Revelation and Fall
Blind Man’s Buff
De Assumtione Beatae Maria Verginis [UK premiere]
Lucy Shelton (soprano)
Claire Booth (soprano)
Reviewed by: Richard Whitehouse
Reviewed: 22 April, 2005
Venue: Queen Elizabeth Hall, London
Unlike his contemporary and onetime colleague Harrison Birtwistle, Peter Maxwell Davies has not had a sustained relationship with the London Sinfonietta – though their one major collaboration, 1977’s A Mirror of Whitening Light, is one of his most representative works from that decade. So it was good to find the ensemble putting on a concert of his music as part of the current “Max” retrospective.
The first half featured two works from the time when work on the opera “Tavener” (what a pity the resources needed to mount a semi-staging were presumably not available) was reaching culmination. Antechrist (1967) fashions its transformations of a Medieval motet into a ‘concert overture’ whose sonata outline offers numerous pointers to the formal processes Maxwell Davies was to pursue a decade hence. The result is a curtain-raiser as intricate as it is engaging, and well worth revival.
As was the very different Revelation and Fall (1966) – one of the composer’s most uncompromising and intense works of that period. The eponymous poem by Georg Trakl – with its images of corpses, nuns, blood and death – invites an expressive overkill that Maxwell Davies embraces but also tempers through subtle deployment of canonic techniques, as also the seamless emergence of instrumental interludes that reflect upon or anticipate the setting. It is this instilling of a compositional distance that makes the piece much more than a neo-Expressionist foray into darker emotions. Lucy Shelton encompassed its extremes of delicacy and abrasion with her customary flair, with the moment when the megaphone makes its climactic appearance being played for all its theatrical and histrionic worth.
If Blind Man’s Buff (1972) has worn less well, this is because its musical content is less focused in the presentation of an admittedly elusive complex of ideas and images.

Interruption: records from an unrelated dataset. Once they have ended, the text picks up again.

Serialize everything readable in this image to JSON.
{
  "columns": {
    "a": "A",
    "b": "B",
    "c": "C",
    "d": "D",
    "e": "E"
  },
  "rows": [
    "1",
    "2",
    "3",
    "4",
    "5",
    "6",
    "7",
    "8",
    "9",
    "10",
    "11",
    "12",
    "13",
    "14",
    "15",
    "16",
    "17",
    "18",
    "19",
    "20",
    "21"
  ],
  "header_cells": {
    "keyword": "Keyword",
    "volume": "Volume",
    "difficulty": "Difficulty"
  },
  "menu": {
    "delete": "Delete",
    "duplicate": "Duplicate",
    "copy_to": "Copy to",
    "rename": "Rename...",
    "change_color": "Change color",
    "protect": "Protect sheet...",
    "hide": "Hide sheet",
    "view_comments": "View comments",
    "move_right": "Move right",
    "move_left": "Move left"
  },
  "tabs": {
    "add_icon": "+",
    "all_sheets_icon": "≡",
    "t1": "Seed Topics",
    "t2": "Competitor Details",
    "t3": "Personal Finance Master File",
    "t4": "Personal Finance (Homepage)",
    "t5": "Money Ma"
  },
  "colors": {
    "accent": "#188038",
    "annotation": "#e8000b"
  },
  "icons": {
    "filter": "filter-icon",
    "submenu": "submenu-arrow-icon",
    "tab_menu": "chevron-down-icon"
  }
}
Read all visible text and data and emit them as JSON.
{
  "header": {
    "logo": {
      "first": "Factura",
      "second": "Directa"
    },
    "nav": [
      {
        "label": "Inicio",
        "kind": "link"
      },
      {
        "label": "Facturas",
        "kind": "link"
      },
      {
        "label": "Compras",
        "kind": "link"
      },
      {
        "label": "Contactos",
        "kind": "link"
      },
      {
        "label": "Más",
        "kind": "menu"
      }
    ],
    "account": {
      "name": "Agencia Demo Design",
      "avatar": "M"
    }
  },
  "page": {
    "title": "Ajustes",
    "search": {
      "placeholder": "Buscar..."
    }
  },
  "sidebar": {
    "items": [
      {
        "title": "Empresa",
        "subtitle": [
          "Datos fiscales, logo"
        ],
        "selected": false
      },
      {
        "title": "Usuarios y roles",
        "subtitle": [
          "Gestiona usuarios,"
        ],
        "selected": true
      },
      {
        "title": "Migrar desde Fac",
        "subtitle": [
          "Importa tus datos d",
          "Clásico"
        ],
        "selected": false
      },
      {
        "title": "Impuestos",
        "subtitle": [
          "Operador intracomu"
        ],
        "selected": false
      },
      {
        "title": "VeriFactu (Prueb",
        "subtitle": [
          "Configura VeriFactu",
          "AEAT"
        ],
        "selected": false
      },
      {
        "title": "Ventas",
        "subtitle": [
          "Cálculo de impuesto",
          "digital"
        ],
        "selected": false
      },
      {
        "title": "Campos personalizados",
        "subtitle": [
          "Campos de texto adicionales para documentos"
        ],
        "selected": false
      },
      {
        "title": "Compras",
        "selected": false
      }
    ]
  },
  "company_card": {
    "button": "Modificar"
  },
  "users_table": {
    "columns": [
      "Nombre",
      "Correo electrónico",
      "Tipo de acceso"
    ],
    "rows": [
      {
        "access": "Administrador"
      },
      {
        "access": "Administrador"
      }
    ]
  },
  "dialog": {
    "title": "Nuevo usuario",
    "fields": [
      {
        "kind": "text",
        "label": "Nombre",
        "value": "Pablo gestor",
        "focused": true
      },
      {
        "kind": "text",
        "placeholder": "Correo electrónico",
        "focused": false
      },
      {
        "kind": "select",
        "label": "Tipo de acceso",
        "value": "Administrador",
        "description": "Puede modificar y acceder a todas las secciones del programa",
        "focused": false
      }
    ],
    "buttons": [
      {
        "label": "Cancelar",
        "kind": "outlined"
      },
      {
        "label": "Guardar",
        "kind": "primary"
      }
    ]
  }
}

Even so, this masque (which memory recalls as the only Maxwell Davies work conducted by Pierre Boulez) treads an appropriately fine line between morality and farce (as does Georg Büchner’s play “Leonce und Lena”, from whose final scene the scenario derives). Its translucent textures are a persuasive medium, moreover, for the song-and-dance routines by which King and Jester discover their identities – however illusory – and to which roles the pure-toned Claire Booth and wittily sardonic Lucy Shelton were well matched.
A constant in Maxwell Davies’s music has been the use of plainchant as motivic basis for instrumental commentaries of often symphonic scope. Sometimes the result has been less impressive than the means through which it has taken shape, but De Assumtione Beatae Maria Verginis (2002) is one of the most engrossing of such recent large-scale works. The title comes from a 13th-century lives of the saints and the ‘theme’ itself relates to the Feast of the Assumption: Maxwell Davies builds a substantial structure on its rhythmic and harmonic premises – conflating, as he has done frequently in the past, the inherent dynamic of sonata- and symphonic-form so that contrasts in mood and pace articulate the larger span; one which culminates in stark brass recitatives and an inward final adagio.
The work was finely played by the London Sinfonietta, and conducted by Oliver Knussen with a sure sense of where the piece was headed even when its generative melodic line seems only to be inferred. In an insert to the programme book, Knussen paid tribute to the role of Maxwell Davies as mentor in his own formative years as a composer: the expertise and sheer commitment of the performances heard here left one in no doubt that the debt, if such it can be called, was being amply repaid.